Task:
Using the data below, gather each line that includes the word "with".

___ Available records

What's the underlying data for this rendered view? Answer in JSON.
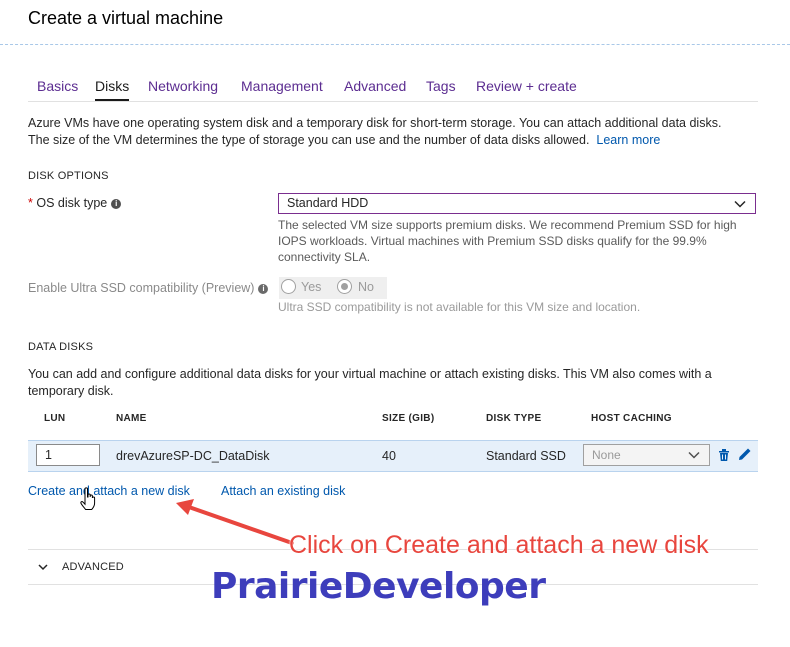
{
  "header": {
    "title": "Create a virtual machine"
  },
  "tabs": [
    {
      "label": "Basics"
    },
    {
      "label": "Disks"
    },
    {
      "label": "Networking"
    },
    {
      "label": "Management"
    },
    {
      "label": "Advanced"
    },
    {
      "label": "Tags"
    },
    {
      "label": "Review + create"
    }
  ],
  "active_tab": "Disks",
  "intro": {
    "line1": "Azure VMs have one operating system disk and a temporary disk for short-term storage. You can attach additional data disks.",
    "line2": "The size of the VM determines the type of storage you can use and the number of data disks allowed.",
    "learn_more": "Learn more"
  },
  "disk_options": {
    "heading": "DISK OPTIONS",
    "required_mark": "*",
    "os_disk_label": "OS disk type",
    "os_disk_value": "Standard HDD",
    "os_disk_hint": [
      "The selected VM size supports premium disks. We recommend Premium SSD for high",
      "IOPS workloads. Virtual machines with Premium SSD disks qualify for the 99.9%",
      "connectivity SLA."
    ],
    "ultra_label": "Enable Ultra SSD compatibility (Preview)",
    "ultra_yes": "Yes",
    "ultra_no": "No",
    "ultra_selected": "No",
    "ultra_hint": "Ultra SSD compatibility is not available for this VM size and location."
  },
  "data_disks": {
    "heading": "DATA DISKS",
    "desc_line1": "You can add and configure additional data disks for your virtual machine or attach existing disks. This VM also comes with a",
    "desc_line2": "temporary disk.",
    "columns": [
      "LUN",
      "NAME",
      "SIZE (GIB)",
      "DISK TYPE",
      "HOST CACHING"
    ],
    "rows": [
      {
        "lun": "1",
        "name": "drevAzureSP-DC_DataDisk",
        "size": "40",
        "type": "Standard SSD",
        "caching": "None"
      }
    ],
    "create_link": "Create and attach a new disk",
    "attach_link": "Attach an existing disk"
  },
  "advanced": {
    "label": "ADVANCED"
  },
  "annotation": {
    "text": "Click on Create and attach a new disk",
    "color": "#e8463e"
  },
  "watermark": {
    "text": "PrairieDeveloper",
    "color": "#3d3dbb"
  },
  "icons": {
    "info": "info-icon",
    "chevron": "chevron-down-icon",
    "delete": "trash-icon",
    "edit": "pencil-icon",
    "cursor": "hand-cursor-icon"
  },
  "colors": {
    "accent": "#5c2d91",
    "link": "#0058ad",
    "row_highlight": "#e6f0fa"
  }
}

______
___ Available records

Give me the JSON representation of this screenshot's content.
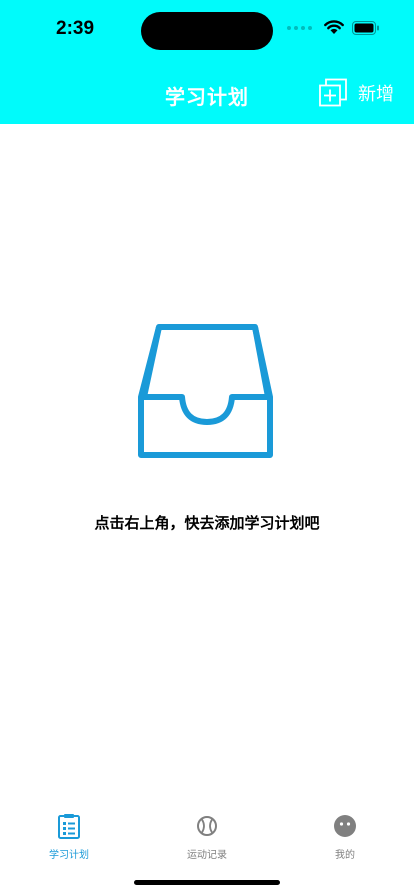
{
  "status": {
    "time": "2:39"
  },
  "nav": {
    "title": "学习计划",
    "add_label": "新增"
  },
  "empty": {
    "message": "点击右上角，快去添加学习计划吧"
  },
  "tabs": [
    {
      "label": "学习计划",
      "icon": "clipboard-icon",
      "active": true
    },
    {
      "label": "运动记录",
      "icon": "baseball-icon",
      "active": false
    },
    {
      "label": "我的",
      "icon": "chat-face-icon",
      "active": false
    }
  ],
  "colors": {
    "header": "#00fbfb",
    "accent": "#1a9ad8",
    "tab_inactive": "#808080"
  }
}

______

Answer to the exercise:
      "IOPS workloads. Virtual machines with Premium SSD disks qualify for the 99.9%",
    "desc_line1": "You can add and configure additional data disks for your virtual machine or attach existing disks. This VM also comes with a",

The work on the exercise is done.